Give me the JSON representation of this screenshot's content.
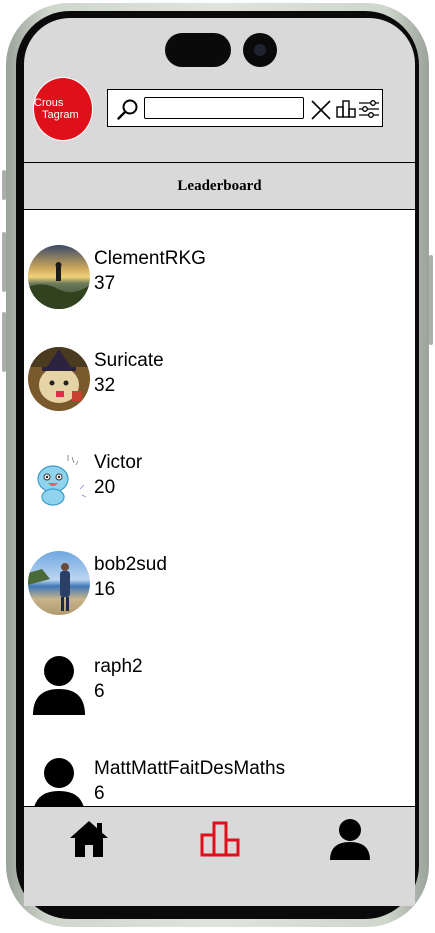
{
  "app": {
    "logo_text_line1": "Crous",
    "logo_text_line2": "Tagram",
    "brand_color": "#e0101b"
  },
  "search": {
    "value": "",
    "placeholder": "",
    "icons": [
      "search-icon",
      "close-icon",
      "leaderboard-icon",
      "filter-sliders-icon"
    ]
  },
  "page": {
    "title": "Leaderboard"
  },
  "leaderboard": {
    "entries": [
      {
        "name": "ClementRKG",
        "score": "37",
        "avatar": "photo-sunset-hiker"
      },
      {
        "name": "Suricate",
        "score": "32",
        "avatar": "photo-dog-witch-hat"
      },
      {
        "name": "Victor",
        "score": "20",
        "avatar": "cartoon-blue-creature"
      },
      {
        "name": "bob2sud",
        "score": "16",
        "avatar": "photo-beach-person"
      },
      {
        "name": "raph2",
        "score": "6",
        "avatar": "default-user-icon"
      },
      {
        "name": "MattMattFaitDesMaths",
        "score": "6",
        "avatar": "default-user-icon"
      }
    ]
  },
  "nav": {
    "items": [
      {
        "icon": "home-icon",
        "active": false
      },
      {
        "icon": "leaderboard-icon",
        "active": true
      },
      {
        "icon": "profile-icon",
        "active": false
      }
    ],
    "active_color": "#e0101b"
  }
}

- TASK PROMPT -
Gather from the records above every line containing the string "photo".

- WRITTEN SOLUTION -
        "avatar": "photo-sunset-hiker"
        "avatar": "photo-dog-witch-hat"
        "avatar": "photo-beach-person"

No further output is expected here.